Saved entries
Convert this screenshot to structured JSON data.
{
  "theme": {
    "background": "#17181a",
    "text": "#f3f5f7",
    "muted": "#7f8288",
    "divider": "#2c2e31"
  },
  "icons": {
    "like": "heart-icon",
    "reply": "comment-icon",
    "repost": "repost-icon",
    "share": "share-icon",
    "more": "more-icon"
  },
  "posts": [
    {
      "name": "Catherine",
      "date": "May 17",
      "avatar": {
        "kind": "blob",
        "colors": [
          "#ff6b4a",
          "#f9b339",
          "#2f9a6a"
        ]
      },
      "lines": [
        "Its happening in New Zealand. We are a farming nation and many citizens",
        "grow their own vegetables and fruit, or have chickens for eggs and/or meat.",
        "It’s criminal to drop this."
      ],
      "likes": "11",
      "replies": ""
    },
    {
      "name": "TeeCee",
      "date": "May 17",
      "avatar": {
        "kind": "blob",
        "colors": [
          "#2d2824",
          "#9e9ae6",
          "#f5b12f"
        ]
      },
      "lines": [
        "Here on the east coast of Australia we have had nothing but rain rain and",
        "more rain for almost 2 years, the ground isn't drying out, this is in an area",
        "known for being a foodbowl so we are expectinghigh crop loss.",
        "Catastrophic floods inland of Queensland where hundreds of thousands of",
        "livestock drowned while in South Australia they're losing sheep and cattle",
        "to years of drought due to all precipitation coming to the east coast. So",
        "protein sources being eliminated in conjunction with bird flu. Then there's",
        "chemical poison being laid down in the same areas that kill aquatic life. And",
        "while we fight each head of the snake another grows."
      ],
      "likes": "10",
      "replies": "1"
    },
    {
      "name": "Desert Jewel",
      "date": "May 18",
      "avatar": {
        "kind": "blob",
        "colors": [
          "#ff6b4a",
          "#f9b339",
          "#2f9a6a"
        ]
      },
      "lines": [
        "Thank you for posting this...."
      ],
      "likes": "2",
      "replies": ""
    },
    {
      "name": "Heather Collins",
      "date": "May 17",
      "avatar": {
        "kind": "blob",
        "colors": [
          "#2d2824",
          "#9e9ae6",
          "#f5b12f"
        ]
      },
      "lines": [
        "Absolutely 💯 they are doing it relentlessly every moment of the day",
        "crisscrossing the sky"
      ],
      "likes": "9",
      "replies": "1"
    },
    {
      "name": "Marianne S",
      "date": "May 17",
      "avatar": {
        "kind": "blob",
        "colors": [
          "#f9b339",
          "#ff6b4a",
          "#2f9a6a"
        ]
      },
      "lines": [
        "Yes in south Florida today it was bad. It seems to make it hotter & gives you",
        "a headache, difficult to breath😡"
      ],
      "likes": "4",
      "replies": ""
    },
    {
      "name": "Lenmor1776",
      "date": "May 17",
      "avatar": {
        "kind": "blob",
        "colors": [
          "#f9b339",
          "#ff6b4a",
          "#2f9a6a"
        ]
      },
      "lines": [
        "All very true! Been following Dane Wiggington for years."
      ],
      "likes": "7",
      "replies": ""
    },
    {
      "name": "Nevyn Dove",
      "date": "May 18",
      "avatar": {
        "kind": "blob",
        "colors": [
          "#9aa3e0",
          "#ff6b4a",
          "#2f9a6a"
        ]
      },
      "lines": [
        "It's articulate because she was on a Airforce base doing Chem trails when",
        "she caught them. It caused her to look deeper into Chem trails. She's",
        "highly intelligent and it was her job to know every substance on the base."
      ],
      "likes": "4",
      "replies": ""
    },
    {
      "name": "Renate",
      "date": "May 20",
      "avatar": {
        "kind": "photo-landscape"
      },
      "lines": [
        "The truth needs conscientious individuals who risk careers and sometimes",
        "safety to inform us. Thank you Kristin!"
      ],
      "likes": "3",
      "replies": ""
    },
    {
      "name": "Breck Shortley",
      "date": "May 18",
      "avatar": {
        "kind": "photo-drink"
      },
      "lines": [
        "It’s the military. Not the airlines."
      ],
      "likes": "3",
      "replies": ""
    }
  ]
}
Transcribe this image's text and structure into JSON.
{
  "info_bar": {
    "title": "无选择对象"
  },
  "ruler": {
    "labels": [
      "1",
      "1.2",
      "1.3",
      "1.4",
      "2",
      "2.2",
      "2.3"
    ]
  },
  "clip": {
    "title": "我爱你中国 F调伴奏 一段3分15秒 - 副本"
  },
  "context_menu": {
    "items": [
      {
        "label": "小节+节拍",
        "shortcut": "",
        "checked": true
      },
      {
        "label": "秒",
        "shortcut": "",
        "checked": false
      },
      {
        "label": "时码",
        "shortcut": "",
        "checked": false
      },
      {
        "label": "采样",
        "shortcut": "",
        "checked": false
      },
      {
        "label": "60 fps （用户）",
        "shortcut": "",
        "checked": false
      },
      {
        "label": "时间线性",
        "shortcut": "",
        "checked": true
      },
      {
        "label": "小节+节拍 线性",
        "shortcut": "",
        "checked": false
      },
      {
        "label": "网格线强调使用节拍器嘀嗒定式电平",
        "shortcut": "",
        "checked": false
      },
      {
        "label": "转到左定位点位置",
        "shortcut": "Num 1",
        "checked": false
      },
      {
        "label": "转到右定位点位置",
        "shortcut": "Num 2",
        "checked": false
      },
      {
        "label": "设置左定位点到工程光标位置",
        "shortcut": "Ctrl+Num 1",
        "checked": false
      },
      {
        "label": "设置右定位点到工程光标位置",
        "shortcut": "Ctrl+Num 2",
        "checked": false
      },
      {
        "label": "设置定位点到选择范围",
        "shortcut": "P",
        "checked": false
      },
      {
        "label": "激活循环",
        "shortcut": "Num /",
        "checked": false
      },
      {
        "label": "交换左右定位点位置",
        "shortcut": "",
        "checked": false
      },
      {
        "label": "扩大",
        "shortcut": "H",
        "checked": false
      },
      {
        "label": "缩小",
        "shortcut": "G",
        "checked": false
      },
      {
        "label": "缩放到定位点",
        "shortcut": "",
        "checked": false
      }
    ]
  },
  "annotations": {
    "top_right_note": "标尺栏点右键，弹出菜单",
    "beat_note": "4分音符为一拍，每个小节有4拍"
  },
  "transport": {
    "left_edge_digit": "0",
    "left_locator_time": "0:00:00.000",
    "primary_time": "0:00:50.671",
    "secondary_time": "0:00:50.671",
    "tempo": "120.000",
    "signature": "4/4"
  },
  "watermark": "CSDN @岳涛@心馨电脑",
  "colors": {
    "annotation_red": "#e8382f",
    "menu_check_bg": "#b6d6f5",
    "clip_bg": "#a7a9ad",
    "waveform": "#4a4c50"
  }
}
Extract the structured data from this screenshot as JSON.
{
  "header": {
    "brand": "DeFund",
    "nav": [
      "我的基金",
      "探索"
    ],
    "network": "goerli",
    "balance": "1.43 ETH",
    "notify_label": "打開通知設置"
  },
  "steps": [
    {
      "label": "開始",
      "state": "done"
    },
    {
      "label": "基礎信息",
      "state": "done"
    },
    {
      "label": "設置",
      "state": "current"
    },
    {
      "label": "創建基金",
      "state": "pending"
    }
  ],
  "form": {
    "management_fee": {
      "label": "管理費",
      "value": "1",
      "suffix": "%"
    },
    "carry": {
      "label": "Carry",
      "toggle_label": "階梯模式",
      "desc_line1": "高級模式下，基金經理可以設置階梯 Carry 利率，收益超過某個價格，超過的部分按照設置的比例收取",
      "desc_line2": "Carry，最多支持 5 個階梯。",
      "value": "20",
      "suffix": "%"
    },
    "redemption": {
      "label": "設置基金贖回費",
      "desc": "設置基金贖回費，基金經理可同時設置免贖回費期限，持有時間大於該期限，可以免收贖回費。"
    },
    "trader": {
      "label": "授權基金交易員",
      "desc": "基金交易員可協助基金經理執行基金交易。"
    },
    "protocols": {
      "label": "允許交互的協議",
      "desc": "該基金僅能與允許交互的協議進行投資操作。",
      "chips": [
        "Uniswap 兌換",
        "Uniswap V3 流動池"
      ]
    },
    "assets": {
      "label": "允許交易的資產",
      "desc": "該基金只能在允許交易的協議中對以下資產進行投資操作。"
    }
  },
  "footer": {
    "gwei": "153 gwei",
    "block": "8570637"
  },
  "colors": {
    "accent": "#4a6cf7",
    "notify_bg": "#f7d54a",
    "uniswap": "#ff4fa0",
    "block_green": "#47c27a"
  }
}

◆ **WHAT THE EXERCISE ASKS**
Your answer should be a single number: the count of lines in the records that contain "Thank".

◆ **RESULT**
2